Acoustic Energy Aego P5II review

An all-in-one sound system for inspired home cinema

TechRadar Verdict

An excellent sound system. Just add a DVD player for instant home cinema fun


  • +

    Excellent cohesion

    Surprising power


  • -

    Awkwardly angled display

Why you can trust TechRadar We spend hours testing every product or service we review, so you can be sure you’re buying the best. Find out more about how we test.

Acoustic Energy's original Aego P5 system garnered critical acclaim (we gave it a Best Buy badge back in our July 2002 issue), so it was with some anticipation that we received the upgraded P5II package.

This is an all-in-one sound system, with amplification and a 5.1 sub/sat speaker system, yet it comes in a small box that might cause you to doubt its power. Those doubts disappear when you pick the box up - it is very heavy, thanks in large part to the extremely robust and weighty satellite speakers.

The compact enclosures house pear-shaped drive units with a frequency response of 200Hz-15kHz. Tweaks have been made here compared to the original satellites. There is more of a gap between the grilles (which are now softened cloth) and the drive units, theoretically helping with sound dispersion and, AE claims, boosting high-frequency response by 2kHz.

The subwoofer is an unassuming box, just 190mm high and packing a modest 120mm driver. However, it also carries a 130mm x 190mm passive radiator to boost bass levels and has a frequency response of 40Hz- 250Hz.

This is 5Hz lower than the original P5 sub and comes partly from the extra litre of internal space, thanks to a reduction in the unit's electronics (the volume control and auto on/off circuitry have been removed).

AE doesn't like to give power ratings per channel for this package, but the system as a whole gets 120W from the subwoofer, leaving the main unit free to decode signals.

The design of the decoder is striking, with a sloped fascia and a central, blue LED display. This is attractive, but does become hard to read when seated a short distance away. The width of the unit has been increased to 430mm to make it sit more happily when stacked with other devices (the fact that amplification is housed in the sub means that overheating shouldn't be a problem).

As with the original decoder, there is decoding for Dolby Digital and DTS signals, with the welcome addition of Dolby Pro-Logic II. There are optical and electrical digital audio inputs, as well as stereo phono connections.

Speaker hook-ups are unusual. Unlike the springclip terminals usually found on sub/sat systems, the P5II features RCA connections. This is certainly more convenient than fiddling about with thin wires and there is a generous amount of flat cable supplied (ideal for laying under carpet).

The whole system is controlled by a remote that is functional and easy to use, but it sadly doesn't match the design standards of the rest of the system.

It is difficult to convey how much power this system delivers, but it makes a mockery of the petite dimensions of the satellites and the sub.

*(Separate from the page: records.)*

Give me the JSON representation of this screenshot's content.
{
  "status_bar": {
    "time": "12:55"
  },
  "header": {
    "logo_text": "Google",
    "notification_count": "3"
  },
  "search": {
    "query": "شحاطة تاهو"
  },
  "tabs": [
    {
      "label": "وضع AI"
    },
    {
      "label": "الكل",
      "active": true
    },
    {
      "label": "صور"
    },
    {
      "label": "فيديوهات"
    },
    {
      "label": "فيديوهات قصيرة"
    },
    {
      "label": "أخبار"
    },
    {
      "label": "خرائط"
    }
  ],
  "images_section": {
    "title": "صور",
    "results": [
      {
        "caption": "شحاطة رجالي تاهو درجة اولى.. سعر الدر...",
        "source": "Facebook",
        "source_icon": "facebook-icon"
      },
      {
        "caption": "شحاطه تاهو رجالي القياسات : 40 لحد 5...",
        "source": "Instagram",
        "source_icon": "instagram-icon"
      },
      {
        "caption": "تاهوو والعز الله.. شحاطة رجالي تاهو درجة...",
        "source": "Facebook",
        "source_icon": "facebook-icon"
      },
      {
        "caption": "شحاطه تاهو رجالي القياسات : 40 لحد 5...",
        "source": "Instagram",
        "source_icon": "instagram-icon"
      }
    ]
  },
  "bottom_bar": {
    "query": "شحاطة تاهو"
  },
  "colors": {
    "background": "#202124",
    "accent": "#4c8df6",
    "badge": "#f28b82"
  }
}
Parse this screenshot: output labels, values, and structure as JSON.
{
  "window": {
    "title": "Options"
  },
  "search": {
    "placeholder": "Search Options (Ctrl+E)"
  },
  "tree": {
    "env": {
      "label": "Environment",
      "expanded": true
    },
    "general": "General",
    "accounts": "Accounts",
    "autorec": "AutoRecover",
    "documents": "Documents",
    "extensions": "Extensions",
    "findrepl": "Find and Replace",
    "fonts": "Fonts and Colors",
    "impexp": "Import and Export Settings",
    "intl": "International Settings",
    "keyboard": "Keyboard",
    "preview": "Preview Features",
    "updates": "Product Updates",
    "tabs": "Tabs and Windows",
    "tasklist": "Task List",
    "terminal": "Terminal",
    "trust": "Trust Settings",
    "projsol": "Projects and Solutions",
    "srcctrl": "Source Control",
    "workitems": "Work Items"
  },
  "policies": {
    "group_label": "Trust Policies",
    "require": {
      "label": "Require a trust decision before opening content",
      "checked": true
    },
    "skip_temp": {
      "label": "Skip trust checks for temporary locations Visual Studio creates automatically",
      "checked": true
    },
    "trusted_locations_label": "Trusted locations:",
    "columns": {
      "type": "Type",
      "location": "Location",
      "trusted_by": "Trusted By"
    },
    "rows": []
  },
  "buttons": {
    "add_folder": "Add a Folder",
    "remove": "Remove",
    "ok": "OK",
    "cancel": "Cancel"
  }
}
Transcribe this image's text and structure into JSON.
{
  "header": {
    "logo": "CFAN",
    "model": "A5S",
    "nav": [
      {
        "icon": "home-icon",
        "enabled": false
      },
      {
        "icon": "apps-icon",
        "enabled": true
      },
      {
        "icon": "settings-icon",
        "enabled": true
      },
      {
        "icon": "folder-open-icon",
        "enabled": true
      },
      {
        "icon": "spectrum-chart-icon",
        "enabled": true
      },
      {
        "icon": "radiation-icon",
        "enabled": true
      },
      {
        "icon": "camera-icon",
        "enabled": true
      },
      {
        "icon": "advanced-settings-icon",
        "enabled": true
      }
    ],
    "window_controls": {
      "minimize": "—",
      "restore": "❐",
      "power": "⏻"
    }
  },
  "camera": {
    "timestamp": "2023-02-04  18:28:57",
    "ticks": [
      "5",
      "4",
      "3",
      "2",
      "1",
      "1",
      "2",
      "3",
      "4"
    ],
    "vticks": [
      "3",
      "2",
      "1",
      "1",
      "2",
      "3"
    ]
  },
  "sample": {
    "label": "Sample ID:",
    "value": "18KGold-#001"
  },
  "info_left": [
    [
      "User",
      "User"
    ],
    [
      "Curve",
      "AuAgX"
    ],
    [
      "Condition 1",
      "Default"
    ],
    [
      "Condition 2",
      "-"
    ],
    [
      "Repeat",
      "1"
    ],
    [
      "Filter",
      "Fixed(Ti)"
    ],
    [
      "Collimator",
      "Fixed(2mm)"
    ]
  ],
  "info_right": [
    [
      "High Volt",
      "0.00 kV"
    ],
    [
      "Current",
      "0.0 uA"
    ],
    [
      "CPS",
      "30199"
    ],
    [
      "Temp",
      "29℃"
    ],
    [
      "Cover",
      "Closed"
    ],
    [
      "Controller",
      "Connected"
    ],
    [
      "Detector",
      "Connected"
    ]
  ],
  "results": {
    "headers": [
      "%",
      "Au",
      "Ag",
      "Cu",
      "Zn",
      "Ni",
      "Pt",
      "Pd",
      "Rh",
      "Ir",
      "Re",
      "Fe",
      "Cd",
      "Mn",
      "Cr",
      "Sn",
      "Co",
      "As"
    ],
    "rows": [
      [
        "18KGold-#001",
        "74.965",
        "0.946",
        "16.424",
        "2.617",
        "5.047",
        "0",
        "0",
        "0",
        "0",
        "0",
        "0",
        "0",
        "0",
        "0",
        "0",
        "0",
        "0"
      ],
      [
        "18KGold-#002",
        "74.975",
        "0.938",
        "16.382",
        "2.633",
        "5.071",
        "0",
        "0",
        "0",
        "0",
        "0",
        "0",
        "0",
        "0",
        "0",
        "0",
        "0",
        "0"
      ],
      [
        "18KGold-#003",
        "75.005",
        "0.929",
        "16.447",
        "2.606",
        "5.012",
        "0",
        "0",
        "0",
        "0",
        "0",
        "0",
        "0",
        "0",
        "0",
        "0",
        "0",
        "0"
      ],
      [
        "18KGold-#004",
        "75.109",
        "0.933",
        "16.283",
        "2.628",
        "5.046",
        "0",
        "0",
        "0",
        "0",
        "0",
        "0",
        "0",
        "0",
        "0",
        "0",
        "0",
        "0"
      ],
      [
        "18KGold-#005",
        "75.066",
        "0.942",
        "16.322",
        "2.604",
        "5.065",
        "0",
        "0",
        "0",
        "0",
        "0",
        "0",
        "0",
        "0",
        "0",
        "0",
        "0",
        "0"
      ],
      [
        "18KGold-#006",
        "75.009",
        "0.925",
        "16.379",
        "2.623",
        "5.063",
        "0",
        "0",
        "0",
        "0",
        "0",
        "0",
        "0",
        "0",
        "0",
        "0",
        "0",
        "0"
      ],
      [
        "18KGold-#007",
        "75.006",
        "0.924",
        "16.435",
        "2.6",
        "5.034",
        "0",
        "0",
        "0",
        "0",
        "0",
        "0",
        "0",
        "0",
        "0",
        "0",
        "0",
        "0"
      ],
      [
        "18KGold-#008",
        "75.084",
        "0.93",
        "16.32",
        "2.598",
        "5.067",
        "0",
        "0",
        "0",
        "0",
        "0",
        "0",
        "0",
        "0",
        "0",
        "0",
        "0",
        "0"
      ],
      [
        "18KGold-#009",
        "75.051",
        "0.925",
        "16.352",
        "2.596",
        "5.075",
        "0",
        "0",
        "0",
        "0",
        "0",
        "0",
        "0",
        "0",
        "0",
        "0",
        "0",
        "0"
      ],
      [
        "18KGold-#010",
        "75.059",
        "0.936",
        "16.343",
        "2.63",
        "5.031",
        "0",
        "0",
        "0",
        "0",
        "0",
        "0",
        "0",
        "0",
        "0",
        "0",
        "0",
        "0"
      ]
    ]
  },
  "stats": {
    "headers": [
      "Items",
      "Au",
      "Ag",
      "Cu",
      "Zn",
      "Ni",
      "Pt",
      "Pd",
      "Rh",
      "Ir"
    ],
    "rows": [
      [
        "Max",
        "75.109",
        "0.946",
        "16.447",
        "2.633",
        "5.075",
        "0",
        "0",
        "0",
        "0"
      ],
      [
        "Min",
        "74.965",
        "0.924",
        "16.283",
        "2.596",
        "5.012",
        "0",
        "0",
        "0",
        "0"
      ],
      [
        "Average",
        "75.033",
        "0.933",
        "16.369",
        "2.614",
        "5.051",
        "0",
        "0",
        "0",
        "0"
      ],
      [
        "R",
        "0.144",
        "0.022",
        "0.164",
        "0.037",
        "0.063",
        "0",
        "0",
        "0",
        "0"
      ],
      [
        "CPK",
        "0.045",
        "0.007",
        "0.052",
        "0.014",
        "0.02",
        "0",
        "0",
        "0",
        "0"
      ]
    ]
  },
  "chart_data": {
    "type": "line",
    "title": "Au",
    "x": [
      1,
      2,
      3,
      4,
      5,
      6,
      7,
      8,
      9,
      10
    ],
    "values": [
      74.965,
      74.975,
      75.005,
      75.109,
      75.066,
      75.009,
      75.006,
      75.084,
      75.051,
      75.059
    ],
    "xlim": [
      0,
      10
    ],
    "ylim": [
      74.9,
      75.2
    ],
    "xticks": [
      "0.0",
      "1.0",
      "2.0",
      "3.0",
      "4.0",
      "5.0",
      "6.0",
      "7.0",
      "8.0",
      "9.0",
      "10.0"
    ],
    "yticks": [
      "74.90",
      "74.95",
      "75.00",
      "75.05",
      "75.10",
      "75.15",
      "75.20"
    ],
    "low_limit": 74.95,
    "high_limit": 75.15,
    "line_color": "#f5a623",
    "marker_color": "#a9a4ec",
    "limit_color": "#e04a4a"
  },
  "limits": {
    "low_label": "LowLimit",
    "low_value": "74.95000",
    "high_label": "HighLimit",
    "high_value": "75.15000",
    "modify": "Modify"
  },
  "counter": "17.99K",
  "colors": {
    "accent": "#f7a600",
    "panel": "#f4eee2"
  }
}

You can get a really considerable level of volume without the system straining, and there is a surprising level of bass.

You aren't going to start rattling windows, but you are going to get a full, warm home cinema sound with some genuine muscle at the lower end. The elements merge together extremely well, with no sense of bass output being divorced from higher frequencies.

There is a genuine mid-range, which helps out with dialogue, and this carries over into music delivery, which is far better than you would expect from such a system.

Overall, this is one of the best integrated sub/sat set-ups we have seen. If you want to save space without sacrificing power, or if you are just a sucker for micro technology, this is a really serious option. David Smith was the former name of Its staff were at the forefront of the digital publishing revolution, and spearheaded the move to bring consumer technology journalism to its natural home – online. Many of the current TechRadar staff started life a staff writer, covering everything from the emerging smartphone market to the evolving market of personal computers. Think of it as the building blocks of the TechRadar you love today.